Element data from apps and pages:
####################

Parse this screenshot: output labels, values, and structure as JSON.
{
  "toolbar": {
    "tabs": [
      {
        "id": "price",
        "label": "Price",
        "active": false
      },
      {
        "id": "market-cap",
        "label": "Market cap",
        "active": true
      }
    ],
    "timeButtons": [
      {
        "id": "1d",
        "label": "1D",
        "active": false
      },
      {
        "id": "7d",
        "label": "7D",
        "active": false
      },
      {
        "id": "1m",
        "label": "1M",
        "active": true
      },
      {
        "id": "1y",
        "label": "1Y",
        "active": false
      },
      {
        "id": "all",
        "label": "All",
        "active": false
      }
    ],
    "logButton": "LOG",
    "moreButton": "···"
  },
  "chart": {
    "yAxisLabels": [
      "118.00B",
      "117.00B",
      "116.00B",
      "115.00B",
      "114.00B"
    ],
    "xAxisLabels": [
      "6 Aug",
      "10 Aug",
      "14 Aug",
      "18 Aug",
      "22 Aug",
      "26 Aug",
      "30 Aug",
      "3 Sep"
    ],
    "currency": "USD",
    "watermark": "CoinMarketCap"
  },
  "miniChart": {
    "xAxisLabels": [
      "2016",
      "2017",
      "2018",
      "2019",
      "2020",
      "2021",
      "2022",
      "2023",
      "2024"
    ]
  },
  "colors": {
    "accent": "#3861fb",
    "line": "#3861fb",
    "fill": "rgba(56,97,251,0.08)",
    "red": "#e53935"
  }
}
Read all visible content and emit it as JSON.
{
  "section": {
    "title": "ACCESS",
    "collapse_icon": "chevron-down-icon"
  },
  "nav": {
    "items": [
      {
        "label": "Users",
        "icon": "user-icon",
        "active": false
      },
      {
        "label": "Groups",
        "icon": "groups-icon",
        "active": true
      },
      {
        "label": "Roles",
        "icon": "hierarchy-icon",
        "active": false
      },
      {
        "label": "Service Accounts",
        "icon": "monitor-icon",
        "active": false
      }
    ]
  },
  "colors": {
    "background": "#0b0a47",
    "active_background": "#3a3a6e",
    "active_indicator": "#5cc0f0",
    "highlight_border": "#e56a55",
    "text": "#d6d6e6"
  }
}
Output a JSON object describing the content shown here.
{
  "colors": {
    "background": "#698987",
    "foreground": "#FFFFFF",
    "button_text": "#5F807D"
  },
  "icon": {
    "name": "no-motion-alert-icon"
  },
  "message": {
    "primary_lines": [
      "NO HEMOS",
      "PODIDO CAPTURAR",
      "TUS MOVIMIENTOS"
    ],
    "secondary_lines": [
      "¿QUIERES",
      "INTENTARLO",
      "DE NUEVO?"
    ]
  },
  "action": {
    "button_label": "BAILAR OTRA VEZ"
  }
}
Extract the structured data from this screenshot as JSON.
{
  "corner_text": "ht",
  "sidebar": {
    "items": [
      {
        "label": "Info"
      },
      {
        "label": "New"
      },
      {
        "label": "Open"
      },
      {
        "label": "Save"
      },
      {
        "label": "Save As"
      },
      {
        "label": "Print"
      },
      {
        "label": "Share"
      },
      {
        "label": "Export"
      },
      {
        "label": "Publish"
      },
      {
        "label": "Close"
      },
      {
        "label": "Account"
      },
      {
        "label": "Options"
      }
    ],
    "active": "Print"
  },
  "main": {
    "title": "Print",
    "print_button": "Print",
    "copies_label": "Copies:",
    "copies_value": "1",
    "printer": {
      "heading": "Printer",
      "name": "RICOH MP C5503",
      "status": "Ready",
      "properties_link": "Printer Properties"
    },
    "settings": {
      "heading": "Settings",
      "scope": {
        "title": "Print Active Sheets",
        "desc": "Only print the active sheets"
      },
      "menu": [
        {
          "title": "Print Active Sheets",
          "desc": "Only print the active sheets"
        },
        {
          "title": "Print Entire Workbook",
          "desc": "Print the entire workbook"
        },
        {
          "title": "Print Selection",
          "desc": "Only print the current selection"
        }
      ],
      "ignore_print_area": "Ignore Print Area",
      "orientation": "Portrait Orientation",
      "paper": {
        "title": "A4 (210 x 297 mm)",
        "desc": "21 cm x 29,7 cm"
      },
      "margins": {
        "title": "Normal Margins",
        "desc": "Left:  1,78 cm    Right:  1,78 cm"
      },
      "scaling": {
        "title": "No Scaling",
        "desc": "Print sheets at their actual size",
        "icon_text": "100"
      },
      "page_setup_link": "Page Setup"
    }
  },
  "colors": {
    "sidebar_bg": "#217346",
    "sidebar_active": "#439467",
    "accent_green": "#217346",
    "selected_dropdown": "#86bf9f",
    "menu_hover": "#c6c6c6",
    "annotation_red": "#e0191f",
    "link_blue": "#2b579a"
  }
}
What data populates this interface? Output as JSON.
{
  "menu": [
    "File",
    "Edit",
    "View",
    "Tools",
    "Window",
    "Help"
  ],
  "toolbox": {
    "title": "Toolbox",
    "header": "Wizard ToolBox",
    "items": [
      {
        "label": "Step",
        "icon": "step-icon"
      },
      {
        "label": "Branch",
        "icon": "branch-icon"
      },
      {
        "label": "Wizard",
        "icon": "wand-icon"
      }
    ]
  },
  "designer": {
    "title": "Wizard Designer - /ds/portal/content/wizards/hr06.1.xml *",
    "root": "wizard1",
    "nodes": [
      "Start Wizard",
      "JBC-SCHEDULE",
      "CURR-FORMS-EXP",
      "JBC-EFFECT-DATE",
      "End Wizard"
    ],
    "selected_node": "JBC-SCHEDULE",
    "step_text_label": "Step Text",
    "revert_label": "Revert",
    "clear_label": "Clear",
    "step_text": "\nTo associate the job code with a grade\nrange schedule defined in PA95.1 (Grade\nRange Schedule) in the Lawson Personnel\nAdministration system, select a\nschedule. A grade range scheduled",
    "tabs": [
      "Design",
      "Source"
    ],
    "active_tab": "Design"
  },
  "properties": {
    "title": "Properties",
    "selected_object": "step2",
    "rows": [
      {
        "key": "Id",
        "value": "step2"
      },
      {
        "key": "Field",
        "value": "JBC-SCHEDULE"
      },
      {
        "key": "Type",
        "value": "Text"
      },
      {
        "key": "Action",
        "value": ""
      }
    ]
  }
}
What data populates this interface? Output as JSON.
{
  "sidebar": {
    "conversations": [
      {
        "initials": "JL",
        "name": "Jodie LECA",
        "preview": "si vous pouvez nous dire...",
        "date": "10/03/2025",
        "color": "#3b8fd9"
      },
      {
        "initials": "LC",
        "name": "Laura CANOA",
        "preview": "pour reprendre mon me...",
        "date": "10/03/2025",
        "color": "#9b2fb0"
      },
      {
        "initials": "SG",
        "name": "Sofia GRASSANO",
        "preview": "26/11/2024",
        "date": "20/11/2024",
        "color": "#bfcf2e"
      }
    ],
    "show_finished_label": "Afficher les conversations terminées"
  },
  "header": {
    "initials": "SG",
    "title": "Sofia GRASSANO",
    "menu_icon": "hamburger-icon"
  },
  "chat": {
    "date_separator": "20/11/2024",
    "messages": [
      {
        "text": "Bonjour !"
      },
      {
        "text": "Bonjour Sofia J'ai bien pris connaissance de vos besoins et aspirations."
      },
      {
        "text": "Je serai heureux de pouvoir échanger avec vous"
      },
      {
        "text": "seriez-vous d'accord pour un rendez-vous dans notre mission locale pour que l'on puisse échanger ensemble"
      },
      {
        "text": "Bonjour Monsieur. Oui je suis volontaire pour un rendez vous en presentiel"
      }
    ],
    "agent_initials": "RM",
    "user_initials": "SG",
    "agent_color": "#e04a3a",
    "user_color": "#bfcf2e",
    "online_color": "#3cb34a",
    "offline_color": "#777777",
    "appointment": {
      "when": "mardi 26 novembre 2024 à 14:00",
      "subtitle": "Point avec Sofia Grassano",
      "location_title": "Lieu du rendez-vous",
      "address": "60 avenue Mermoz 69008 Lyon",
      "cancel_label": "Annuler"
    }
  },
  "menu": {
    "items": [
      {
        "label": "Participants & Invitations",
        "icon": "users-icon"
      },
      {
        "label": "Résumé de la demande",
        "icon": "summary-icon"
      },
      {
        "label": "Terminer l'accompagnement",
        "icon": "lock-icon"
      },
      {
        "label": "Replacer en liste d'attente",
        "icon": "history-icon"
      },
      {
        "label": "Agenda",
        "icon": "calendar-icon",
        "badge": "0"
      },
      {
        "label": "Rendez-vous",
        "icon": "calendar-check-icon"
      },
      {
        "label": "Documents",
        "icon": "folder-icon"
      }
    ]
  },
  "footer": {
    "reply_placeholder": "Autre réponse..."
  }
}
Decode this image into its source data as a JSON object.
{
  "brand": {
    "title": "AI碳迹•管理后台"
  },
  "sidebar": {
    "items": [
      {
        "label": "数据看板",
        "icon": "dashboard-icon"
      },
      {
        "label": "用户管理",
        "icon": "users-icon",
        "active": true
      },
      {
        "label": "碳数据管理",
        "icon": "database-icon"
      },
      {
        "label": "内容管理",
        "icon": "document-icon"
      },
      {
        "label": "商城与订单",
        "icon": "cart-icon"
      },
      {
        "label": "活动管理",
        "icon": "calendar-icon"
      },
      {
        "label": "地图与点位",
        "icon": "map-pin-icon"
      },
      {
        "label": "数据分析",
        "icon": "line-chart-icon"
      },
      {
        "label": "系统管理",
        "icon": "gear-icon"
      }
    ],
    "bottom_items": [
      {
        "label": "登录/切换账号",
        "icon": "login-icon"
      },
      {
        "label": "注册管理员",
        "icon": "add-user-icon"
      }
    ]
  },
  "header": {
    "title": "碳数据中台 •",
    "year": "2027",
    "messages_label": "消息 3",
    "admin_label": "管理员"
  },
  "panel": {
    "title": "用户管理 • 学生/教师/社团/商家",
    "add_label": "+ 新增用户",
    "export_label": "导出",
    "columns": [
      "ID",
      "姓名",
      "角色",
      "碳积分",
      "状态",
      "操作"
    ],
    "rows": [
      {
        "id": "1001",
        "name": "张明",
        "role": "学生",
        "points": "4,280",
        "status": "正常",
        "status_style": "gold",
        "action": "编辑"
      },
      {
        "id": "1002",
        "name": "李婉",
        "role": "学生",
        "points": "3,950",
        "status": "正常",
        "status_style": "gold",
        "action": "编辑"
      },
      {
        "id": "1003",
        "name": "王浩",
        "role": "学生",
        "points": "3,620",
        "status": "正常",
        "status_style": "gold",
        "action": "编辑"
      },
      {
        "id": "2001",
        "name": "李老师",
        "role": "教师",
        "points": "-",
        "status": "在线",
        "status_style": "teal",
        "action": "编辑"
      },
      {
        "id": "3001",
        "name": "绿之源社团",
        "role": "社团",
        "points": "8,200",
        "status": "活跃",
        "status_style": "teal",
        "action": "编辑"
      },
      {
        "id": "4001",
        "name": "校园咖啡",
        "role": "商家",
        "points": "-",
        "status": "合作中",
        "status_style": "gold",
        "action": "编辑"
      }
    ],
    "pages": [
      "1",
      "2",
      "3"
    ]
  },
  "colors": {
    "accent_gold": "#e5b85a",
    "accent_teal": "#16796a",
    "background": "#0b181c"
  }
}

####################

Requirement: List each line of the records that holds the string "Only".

Your response:
        "desc": "Only print the active sheets"
          "desc": "Only print the active sheets"
          "desc": "Only print the current selection"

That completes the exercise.